But all of this talk tends to focus on a specific type of data: quantitative data. That is to say, that it deals with the use of numbers and how you can display values, scores and measurements. A set of numbers can easily be displayed as a chart or a graph, it can be conveyed through size or through colour and single figures such as percentages can easily make a big impact when written in large fonts and bright colours.
Dealing With Words
But there is another type of data too: qualitative data. That's data that takes the form of words, phrases and sentences, and which is classically much more difficult to deal with. If for instance you were to conduct an interview, and you were to ask people what they thought of the current government, you would end up with a range of detailed answers that contained a huge amount of opinions, facts, ideas and more. This information might actually be much more detailed and useful than simple numbers (which you would get by asking people to 'rate' the current government instead), but conveying it as a chart would be much more difficult.
One solution though is to use something known as 'qualitative analysis'. This is the method that researchers use to assess qualitative data, and it can be used to make qualitative data much more manageable.
Essentially this involves looking through the text you've accumulated, and identifying key words and phrases that come up time and again (counting synonyms in the same way). In the case of our government interviews you might notice words cropping up like 'reliable', 'effective' and 'satisfactory', as well as words like 'distrust', 'ineffective' and 'stupid' or 'tax' and 'eco friendly'. You would then count every time one of these words or a synonym appeared and that way you could reliably see the overall feelings of your interviewees as well as which topics were important to them.
Then you could use a word cloud, with size and colour used to denote the words that were most prominent and that would be a great way to quickly put across some qualitative data (or colour could represent the emotional intent of the word). A large red 'Distrust' next to a small green 'Effective' could paint just as impactful a picture as a pie chart – if not more of one.
More Ways of Using Qualitative Data
There are of course many other methods you can use here too. From flow charts, to tables, to spider diagrams, to ergodic text. Ergodic text is a very interesting concept where the shape and structure of the formatting is changed in order to reflect the meaning of the text. For instance, if you are writing a description of a long, narrow hall, then your writing may itself start to begin long and thin and spindle its way up the page. Similarly, if you are writing about a house, then your writing may take on that shape. The book House of Leaves does this extraordinarily well.
We see a lesser example of ergodic text all the time – when important words are bolded or italicized for emphasis. It was once thought that the use of hyperlinks would completely transform the way that we read by allowing us to read in a ‘non linear fashion’. This has not yet come to fruition, but try to me inventive with the way you display your text. Remember, this is a form of ‘data’ and the web is a visual medium!
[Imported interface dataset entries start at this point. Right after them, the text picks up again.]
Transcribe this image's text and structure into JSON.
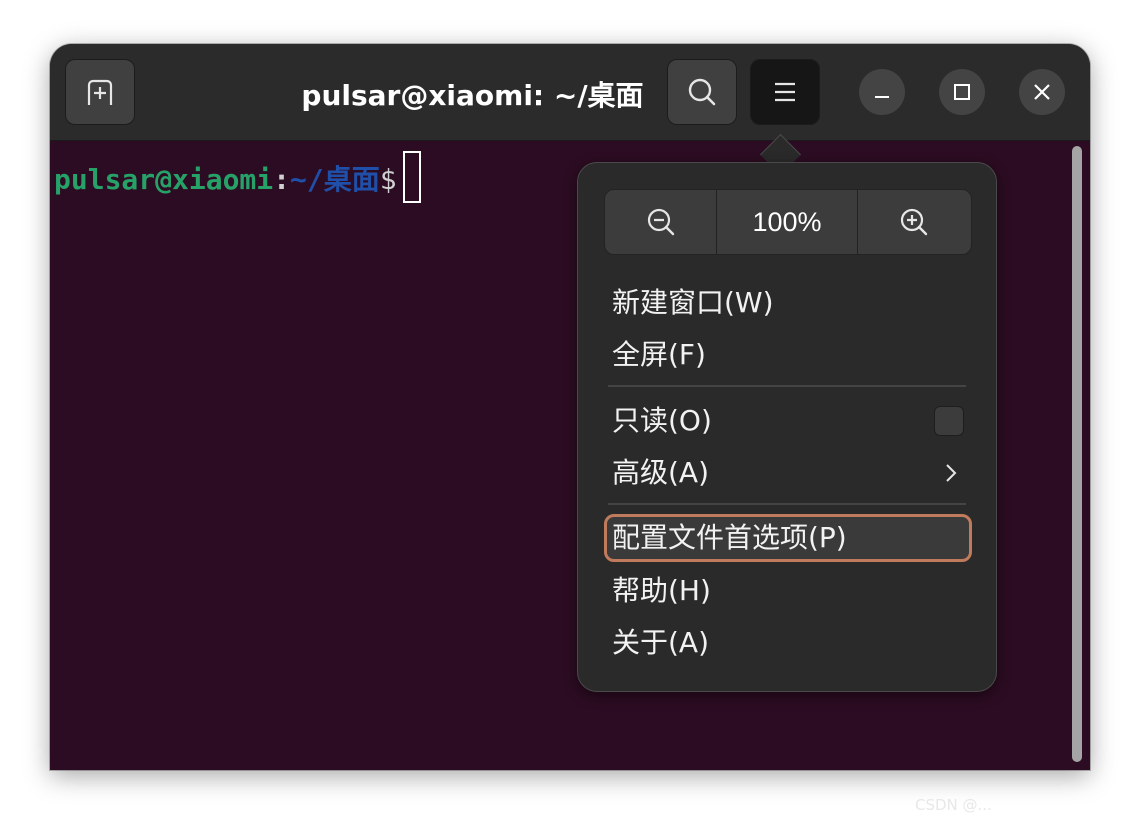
{
  "window": {
    "title": "pulsar@xiaomi: ~/桌面"
  },
  "titlebar": {
    "new_tab_icon": "new-tab-icon",
    "search_icon": "search-icon",
    "menu_icon": "hamburger-menu-icon",
    "minimize_icon": "minimize-icon",
    "maximize_icon": "maximize-icon",
    "close_icon": "close-icon"
  },
  "terminal": {
    "user_host": "pulsar@xiaomi",
    "colon": ":",
    "path": "~/桌面",
    "prompt_symbol": "$"
  },
  "menu": {
    "zoom": {
      "zoom_out_icon": "zoom-out-icon",
      "level": "100%",
      "zoom_in_icon": "zoom-in-icon"
    },
    "items": [
      {
        "label": "新建窗口(W)"
      },
      {
        "label": "全屏(F)"
      },
      {
        "label": "只读(O)",
        "checkbox": false
      },
      {
        "label": "高级(A)",
        "submenu": true
      },
      {
        "label": "配置文件首选项(P)",
        "focused": true
      },
      {
        "label": "帮助(H)"
      },
      {
        "label": "关于(A)"
      }
    ]
  },
  "colors": {
    "terminal_bg": "#2c0c22",
    "prompt_user": "#26a269",
    "prompt_path": "#1f4fa8",
    "focus_ring": "#c07a5c"
  },
  "watermark": "CSDN @..."
}
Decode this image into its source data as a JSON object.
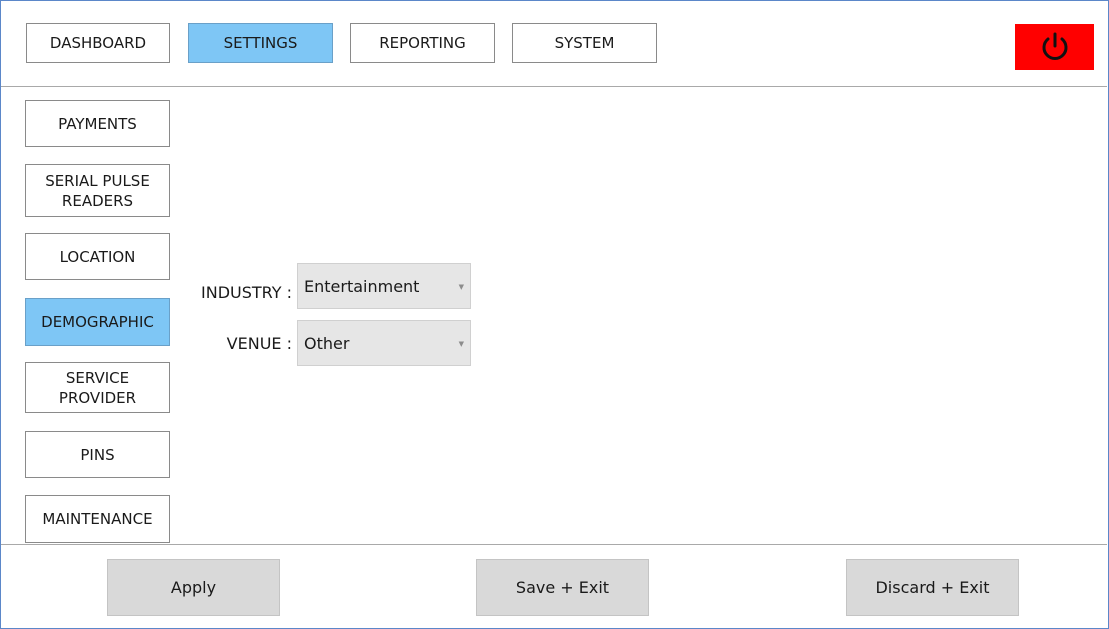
{
  "topnav": {
    "dashboard": "DASHBOARD",
    "settings": "SETTINGS",
    "reporting": "REPORTING",
    "system": "SYSTEM",
    "active": "SETTINGS"
  },
  "sidebar": {
    "items": [
      {
        "label": "PAYMENTS"
      },
      {
        "label": "SERIAL PULSE\nREADERS"
      },
      {
        "label": "LOCATION"
      },
      {
        "label": "DEMOGRAPHIC"
      },
      {
        "label": "SERVICE\nPROVIDER"
      },
      {
        "label": "PINS"
      },
      {
        "label": "MAINTENANCE"
      }
    ],
    "active": "DEMOGRAPHIC"
  },
  "form": {
    "industry_label": "INDUSTRY :",
    "industry_value": "Entertainment",
    "venue_label": "VENUE :",
    "venue_value": "Other"
  },
  "footer": {
    "apply": "Apply",
    "save_exit": "Save + Exit",
    "discard_exit": "Discard + Exit"
  },
  "colors": {
    "active": "#7ec6f5",
    "power": "#ff0000",
    "footer_button": "#d9d9d9",
    "frame": "#5b87c9"
  },
  "icons": {
    "power": "power-icon",
    "dropdown": "chevron-down-icon"
  }
}
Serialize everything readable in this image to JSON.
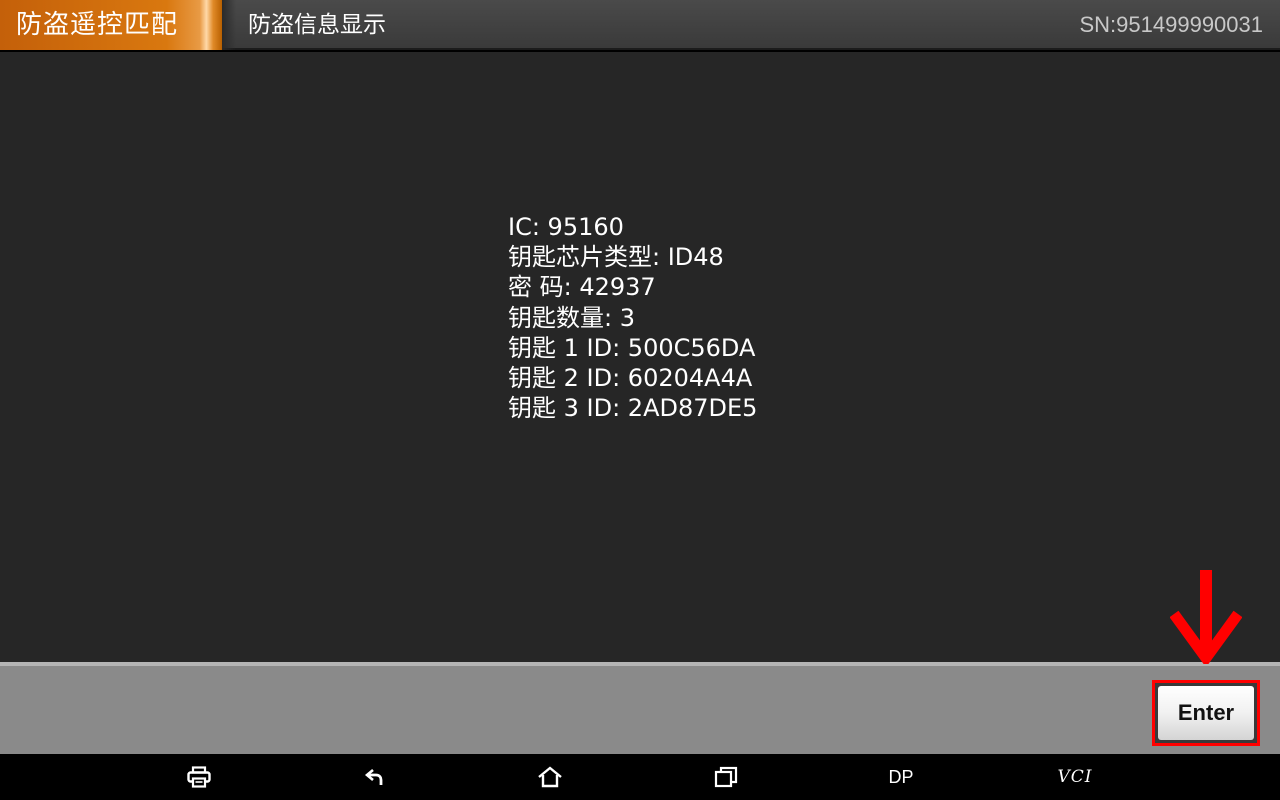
{
  "header": {
    "menu_tab": "防盗遥控匹配",
    "page_title": "防盗信息显示",
    "serial": "SN:951499990031"
  },
  "info": {
    "lines": [
      "IC:  95160",
      "钥匙芯片类型:  ID48",
      "密 码:  42937",
      "钥匙数量:  3",
      "钥匙 1 ID:  500C56DA",
      "钥匙 2 ID:  60204A4A",
      "钥匙 3 ID:  2AD87DE5"
    ]
  },
  "actions": {
    "enter_label": "Enter",
    "highlight_color": "#ff0000"
  },
  "nav": {
    "icons": [
      "print-icon",
      "back-icon",
      "home-icon",
      "recent-apps-icon"
    ],
    "dp_label": "DP",
    "vci_label": "VCI"
  },
  "colors": {
    "accent": "#d9780f",
    "content_bg": "#262626",
    "action_bar_bg": "#8a8a8a"
  }
}
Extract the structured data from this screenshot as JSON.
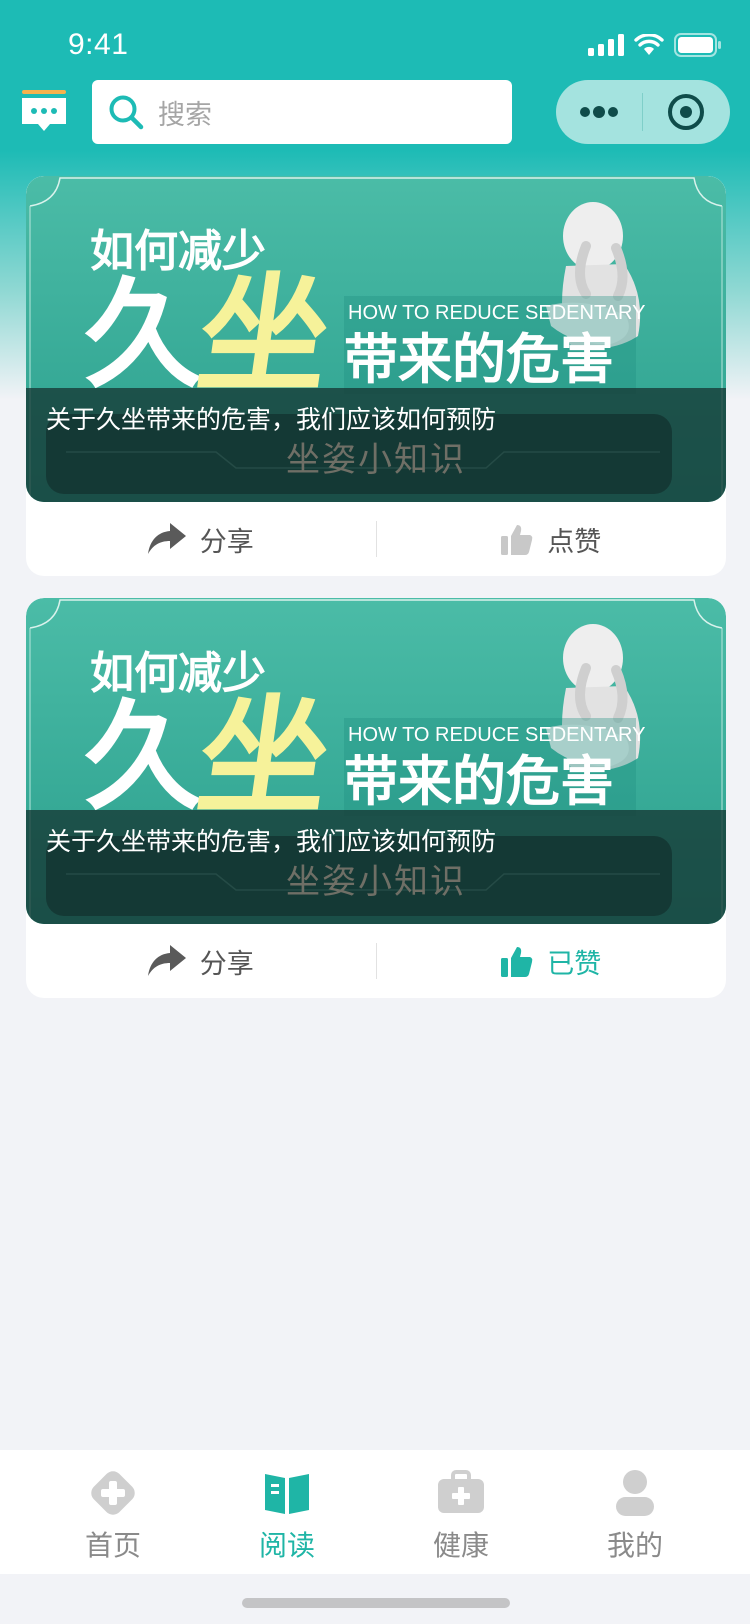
{
  "status_bar": {
    "time": "9:41"
  },
  "search": {
    "placeholder": "搜索"
  },
  "colors": {
    "brand": "#1dbbb5",
    "accent": "#1fb5a6",
    "background": "#f2f3f7"
  },
  "articles": [
    {
      "banner": {
        "line1": "如何减少",
        "big_left": "久",
        "big_right": "坐",
        "english": "HOW TO REDUCE SEDENTARY",
        "line3": "带来的危害",
        "subtitle": "坐姿小知识"
      },
      "caption": "关于久坐带来的危害，我们应该如何预防",
      "share_label": "分享",
      "like_label": "点赞",
      "liked": false
    },
    {
      "banner": {
        "line1": "如何减少",
        "big_left": "久",
        "big_right": "坐",
        "english": "HOW TO REDUCE SEDENTARY",
        "line3": "带来的危害",
        "subtitle": "坐姿小知识"
      },
      "caption": "关于久坐带来的危害，我们应该如何预防",
      "share_label": "分享",
      "like_label": "已赞",
      "liked": true
    }
  ],
  "tabbar": {
    "items": [
      {
        "label": "首页",
        "icon": "home-cross-icon",
        "active": false
      },
      {
        "label": "阅读",
        "icon": "book-icon",
        "active": true
      },
      {
        "label": "健康",
        "icon": "medical-kit-icon",
        "active": false
      },
      {
        "label": "我的",
        "icon": "user-icon",
        "active": false
      }
    ]
  }
}
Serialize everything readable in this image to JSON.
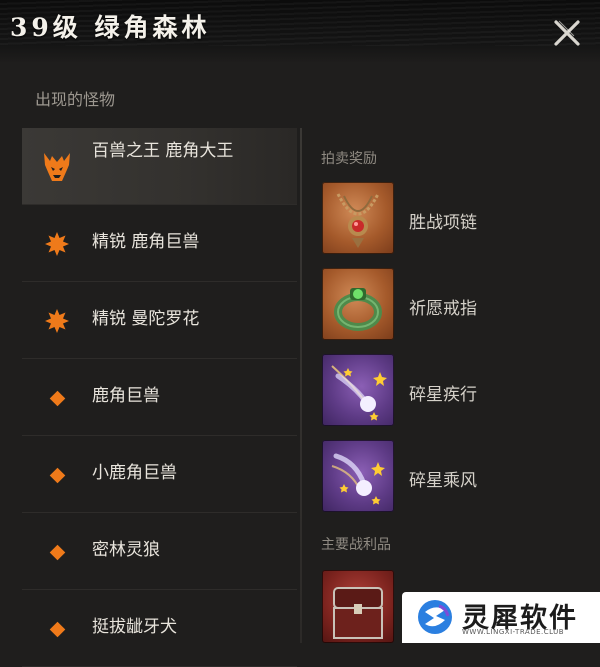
{
  "header": {
    "title": "39级 绿角森林"
  },
  "monsters_section": {
    "label": "出现的怪物",
    "items": [
      {
        "name": "百兽之王 鹿角大王",
        "icon": "boss-demon-icon",
        "active": true
      },
      {
        "name": "精锐 鹿角巨兽",
        "icon": "elite-burst-icon"
      },
      {
        "name": "精锐 曼陀罗花",
        "icon": "elite-burst-icon"
      },
      {
        "name": "鹿角巨兽",
        "icon": "normal-diamond-icon"
      },
      {
        "name": "小鹿角巨兽",
        "icon": "normal-diamond-icon"
      },
      {
        "name": "密林灵狼",
        "icon": "normal-diamond-icon"
      },
      {
        "name": "挺拔龇牙犬",
        "icon": "normal-diamond-icon"
      }
    ]
  },
  "auction_section": {
    "label": "拍卖奖励",
    "items": [
      {
        "name": "胜战项链",
        "icon": "necklace-icon",
        "rarity_color": "#a55a2b"
      },
      {
        "name": "祈愿戒指",
        "icon": "ring-icon",
        "rarity_color": "#a55a2b"
      },
      {
        "name": "碎星疾行",
        "icon": "shooting-star-icon",
        "rarity_color": "#5e3b86"
      },
      {
        "name": "碎星乘风",
        "icon": "shooting-star-icon",
        "rarity_color": "#5e3b86"
      }
    ]
  },
  "loot_section": {
    "label": "主要战利品",
    "items": [
      {
        "icon": "chest-icon"
      }
    ]
  },
  "watermark": {
    "text": "灵犀软件",
    "url": "WWW.LINGXI-TRADE.CLUB"
  },
  "colors": {
    "accent": "#ef7a1a",
    "background": "#1f1e1d"
  }
}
Thanks to the web we have a lot of stats, figures and numbers available. But what is the web made of? Words of course! There is a huge and unprecedented amount of qualitative information out there… so why not start tapping into it? Using a cluster analysis is just one way to group and display this information, and one tool you can use to make better sense of numerical data.